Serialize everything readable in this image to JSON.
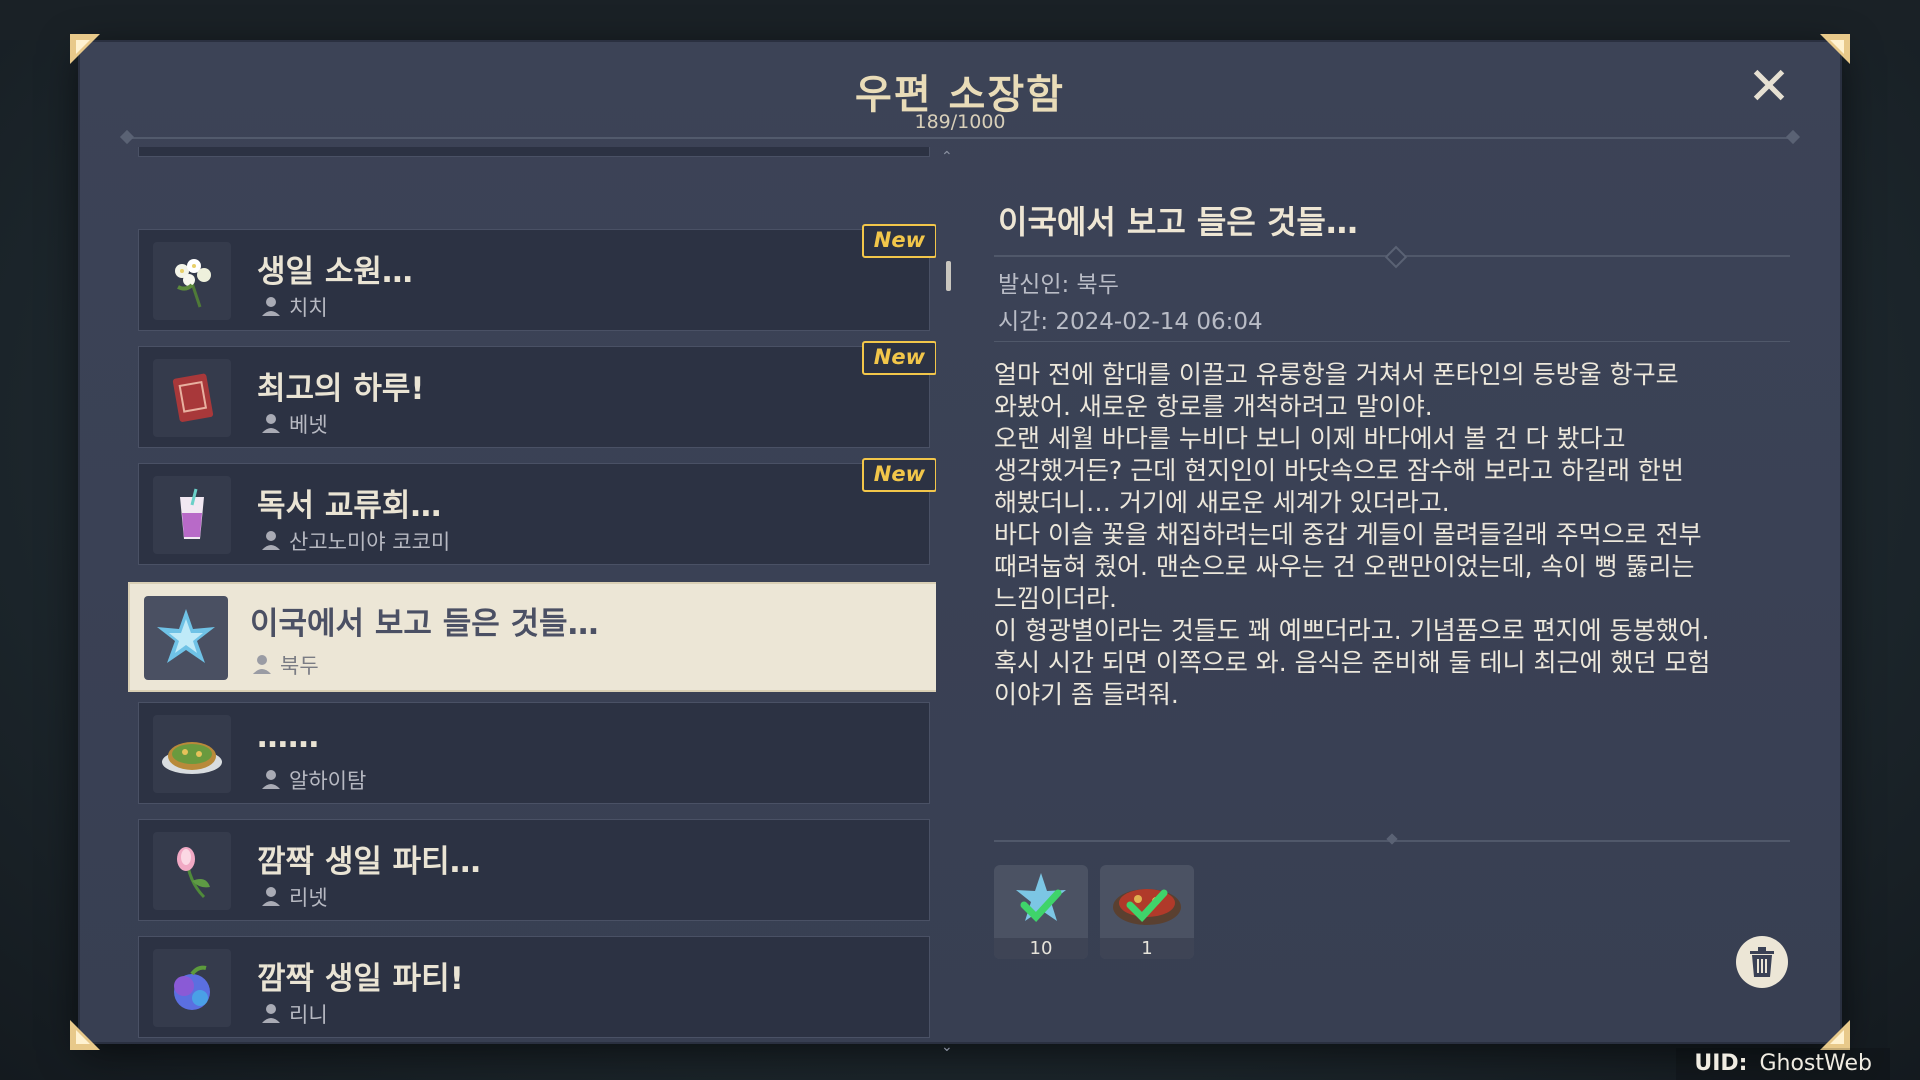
{
  "header": {
    "title": "우편 소장함",
    "count": "189/1000"
  },
  "mail_list": [
    {
      "subject": "생일 소원…",
      "sender": "치치",
      "new_label": "New",
      "icon": "flower-bouquet-icon"
    },
    {
      "subject": "최고의 하루!",
      "sender": "베넷",
      "new_label": "New",
      "icon": "red-book-icon"
    },
    {
      "subject": "독서 교류회…",
      "sender": "산고노미야 코코미",
      "new_label": "New",
      "icon": "purple-drink-icon"
    },
    {
      "subject": "이국에서 보고 들은 것들…",
      "sender": "북두",
      "icon": "starconch-icon"
    },
    {
      "subject": "……",
      "sender": "알하이탐",
      "icon": "food-plate-icon"
    },
    {
      "subject": "깜짝 생일 파티…",
      "sender": "리넷",
      "icon": "pink-flower-icon"
    },
    {
      "subject": "깜짝 생일 파티!",
      "sender": "리니",
      "icon": "blue-fruit-icon"
    }
  ],
  "detail": {
    "subject": "이국에서 보고 들은 것들…",
    "sender_line": "발신인: 북두",
    "time_line": "시간: 2024-02-14 06:04",
    "body": [
      "얼마 전에 함대를 이끌고 유룽항을 거쳐서 폰타인의 등방울 항구로",
      "와봤어. 새로운 항로를 개척하려고 말이야.",
      "오랜 세월 바다를 누비다 보니 이제 바다에서 볼 건 다 봤다고",
      "생각했거든? 근데 현지인이 바닷속으로 잠수해 보라고 하길래 한번",
      "해봤더니… 거기에 새로운 세계가 있더라고.",
      "바다 이슬 꽃을 채집하려는데 중갑 게들이 몰려들길래 주먹으로 전부",
      "때려눕혀 줬어. 맨손으로 싸우는 건 오랜만이었는데, 속이 뻥 뚫리는",
      "느낌이더라.",
      "이 형광별이라는 것들도 꽤 예쁘더라고. 기념품으로 편지에 동봉했어.",
      "혹시 시간 되면 이쪽으로 와. 음식은 준비해 둘 테니 최근에 했던 모험",
      "이야기 좀 들려줘."
    ],
    "attachments": [
      {
        "icon": "starconch-icon",
        "quantity": "10",
        "claimed": true
      },
      {
        "icon": "dish-icon",
        "quantity": "1",
        "claimed": true
      }
    ]
  },
  "uid": {
    "label": "UID:",
    "value": "GhostWeb"
  },
  "colors": {
    "panel": "#3a4155",
    "card": "#2c3243",
    "selected": "#ece6d6",
    "accent": "#f2c64a",
    "title": "#e9dcb8"
  }
}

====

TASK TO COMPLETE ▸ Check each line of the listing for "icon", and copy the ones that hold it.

OUTPUT OF THE TASK ▸
      "icon": "flower-bouquet-icon"
      "icon": "red-book-icon"
      "icon": "purple-drink-icon"
      "icon": "starconch-icon"
      "icon": "food-plate-icon"
      "icon": "pink-flower-icon"
      "icon": "blue-fruit-icon"
        "icon": "starconch-icon",
        "icon": "dish-icon",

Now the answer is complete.